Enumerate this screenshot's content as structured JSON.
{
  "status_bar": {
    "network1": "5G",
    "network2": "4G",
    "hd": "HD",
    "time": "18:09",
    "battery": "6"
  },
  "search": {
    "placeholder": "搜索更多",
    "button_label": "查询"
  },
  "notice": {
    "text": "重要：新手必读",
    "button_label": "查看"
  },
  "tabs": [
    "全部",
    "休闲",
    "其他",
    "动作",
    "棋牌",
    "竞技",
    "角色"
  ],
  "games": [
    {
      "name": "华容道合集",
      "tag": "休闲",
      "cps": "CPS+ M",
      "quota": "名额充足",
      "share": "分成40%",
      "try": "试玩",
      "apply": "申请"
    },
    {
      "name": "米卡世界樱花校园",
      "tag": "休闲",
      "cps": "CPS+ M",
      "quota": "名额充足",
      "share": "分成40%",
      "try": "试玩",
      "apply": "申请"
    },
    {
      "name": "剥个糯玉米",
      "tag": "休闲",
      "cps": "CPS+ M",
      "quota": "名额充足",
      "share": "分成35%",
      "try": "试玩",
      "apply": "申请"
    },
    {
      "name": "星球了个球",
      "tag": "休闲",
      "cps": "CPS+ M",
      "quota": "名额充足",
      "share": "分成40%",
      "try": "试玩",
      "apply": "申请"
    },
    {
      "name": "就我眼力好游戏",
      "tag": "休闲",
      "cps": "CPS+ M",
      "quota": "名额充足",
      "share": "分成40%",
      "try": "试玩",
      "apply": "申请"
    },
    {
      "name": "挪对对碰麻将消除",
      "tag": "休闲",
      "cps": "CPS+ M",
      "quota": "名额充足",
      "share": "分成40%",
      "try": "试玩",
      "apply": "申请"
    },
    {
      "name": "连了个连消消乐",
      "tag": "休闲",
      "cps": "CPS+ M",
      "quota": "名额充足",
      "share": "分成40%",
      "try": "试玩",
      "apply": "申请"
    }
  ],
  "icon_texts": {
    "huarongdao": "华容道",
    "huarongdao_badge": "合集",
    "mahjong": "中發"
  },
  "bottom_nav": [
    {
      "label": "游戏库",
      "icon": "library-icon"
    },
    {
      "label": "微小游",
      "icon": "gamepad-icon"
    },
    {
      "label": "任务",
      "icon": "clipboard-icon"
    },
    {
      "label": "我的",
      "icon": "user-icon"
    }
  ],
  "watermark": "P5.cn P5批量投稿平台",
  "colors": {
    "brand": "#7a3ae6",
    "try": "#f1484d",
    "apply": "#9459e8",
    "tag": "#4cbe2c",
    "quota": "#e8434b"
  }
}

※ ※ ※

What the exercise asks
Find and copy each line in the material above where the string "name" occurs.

Response to the task
      "name": "华容道合集",
      "name": "米卡世界樱花校园",
      "name": "剥个糯玉米",
      "name": "星球了个球",
      "name": "就我眼力好游戏",
      "name": "挪对对碰麻将消除",
      "name": "连了个连消消乐",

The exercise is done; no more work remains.